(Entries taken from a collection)
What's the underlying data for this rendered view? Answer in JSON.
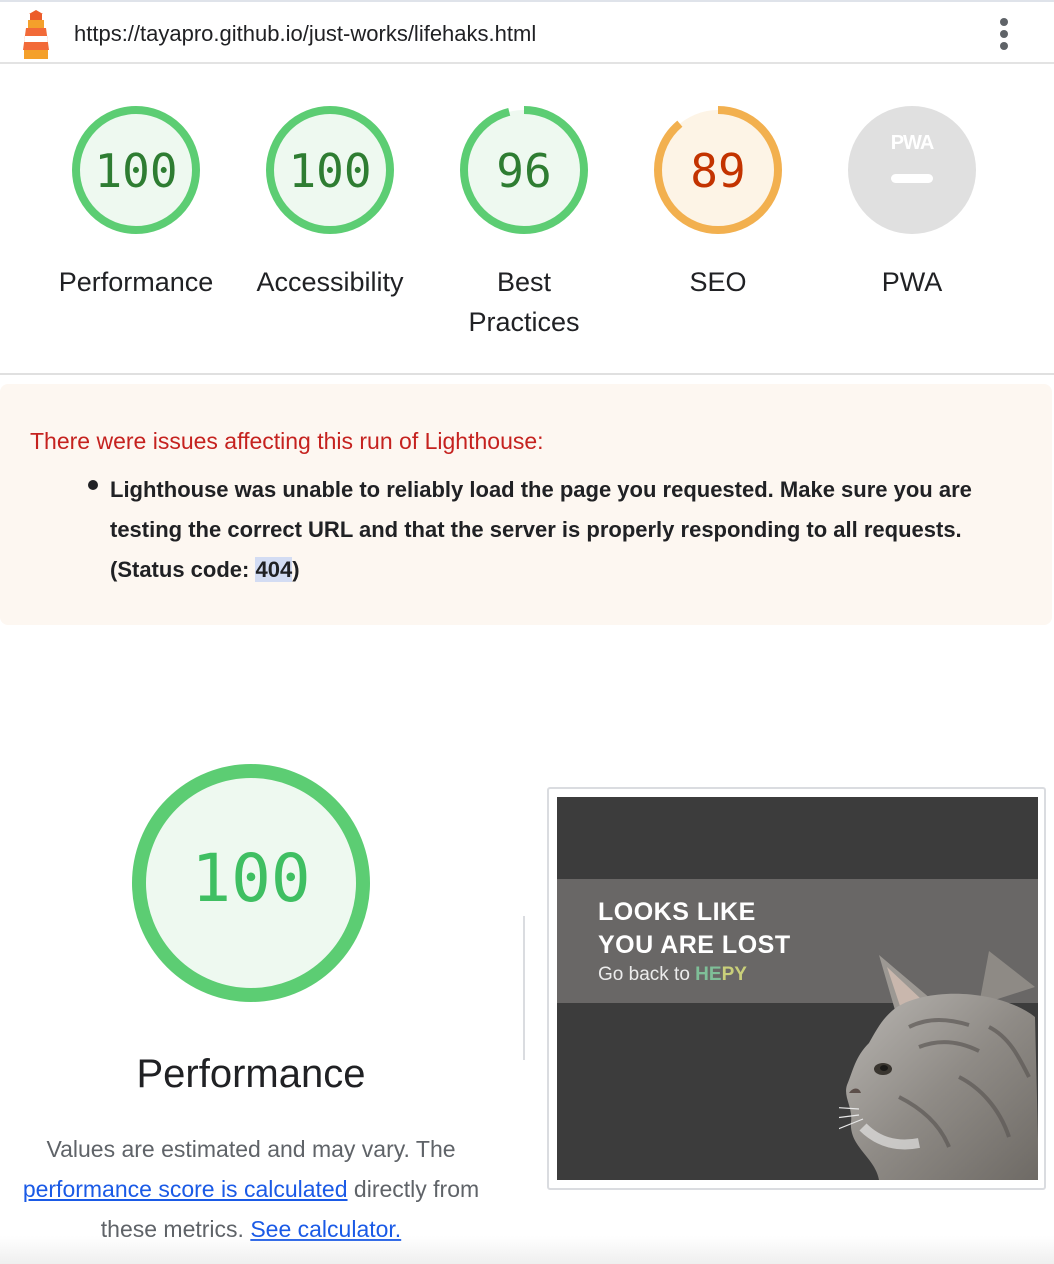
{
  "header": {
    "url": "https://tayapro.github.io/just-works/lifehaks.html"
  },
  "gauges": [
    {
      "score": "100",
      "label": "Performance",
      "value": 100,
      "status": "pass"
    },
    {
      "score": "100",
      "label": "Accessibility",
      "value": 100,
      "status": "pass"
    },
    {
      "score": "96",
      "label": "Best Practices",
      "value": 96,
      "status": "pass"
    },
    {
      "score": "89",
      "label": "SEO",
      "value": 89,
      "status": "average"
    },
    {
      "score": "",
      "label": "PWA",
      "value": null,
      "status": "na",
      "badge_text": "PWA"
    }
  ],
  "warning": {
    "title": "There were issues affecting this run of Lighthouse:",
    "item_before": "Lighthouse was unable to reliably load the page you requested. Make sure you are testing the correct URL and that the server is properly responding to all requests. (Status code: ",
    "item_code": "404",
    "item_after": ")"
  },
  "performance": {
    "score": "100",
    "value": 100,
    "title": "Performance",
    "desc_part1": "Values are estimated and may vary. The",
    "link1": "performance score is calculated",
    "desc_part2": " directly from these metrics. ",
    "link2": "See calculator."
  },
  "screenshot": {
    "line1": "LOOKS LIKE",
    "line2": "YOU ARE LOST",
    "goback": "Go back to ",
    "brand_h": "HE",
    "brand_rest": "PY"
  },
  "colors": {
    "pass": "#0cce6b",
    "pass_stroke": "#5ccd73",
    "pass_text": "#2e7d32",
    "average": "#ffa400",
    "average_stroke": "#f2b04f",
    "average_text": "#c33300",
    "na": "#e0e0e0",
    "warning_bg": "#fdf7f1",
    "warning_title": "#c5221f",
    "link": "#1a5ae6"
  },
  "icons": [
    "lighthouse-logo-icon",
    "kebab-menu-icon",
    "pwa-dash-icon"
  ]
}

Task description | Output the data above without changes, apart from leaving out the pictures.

Response for this exercise |
What's the underlying data for this rendered view? Answer in JSON.
{
  "header": {
    "url": "https://tayapro.github.io/just-works/lifehaks.html"
  },
  "gauges": [
    {
      "score": "100",
      "label": "Performance",
      "value": 100,
      "status": "pass"
    },
    {
      "score": "100",
      "label": "Accessibility",
      "value": 100,
      "status": "pass"
    },
    {
      "score": "96",
      "label": "Best Practices",
      "value": 96,
      "status": "pass"
    },
    {
      "score": "89",
      "label": "SEO",
      "value": 89,
      "status": "average"
    },
    {
      "score": "",
      "label": "PWA",
      "value": null,
      "status": "na",
      "badge_text": "PWA"
    }
  ],
  "warning": {
    "title": "There were issues affecting this run of Lighthouse:",
    "item_before": "Lighthouse was unable to reliably load the page you requested. Make sure you are testing the correct URL and that the server is properly responding to all requests. (Status code: ",
    "item_code": "404",
    "item_after": ")"
  },
  "performance": {
    "score": "100",
    "value": 100,
    "title": "Performance",
    "desc_part1": "Values are estimated and may vary. The",
    "link1": "performance score is calculated",
    "desc_part2": " directly from these metrics. ",
    "link2": "See calculator."
  },
  "screenshot": {
    "line1": "LOOKS LIKE",
    "line2": "YOU ARE LOST",
    "goback": "Go back to ",
    "brand_h": "HE",
    "brand_rest": "PY"
  },
  "colors": {
    "pass": "#0cce6b",
    "pass_stroke": "#5ccd73",
    "pass_text": "#2e7d32",
    "average": "#ffa400",
    "average_stroke": "#f2b04f",
    "average_text": "#c33300",
    "na": "#e0e0e0",
    "warning_bg": "#fdf7f1",
    "warning_title": "#c5221f",
    "link": "#1a5ae6"
  },
  "icons": [
    "lighthouse-logo-icon",
    "kebab-menu-icon",
    "pwa-dash-icon"
  ]
}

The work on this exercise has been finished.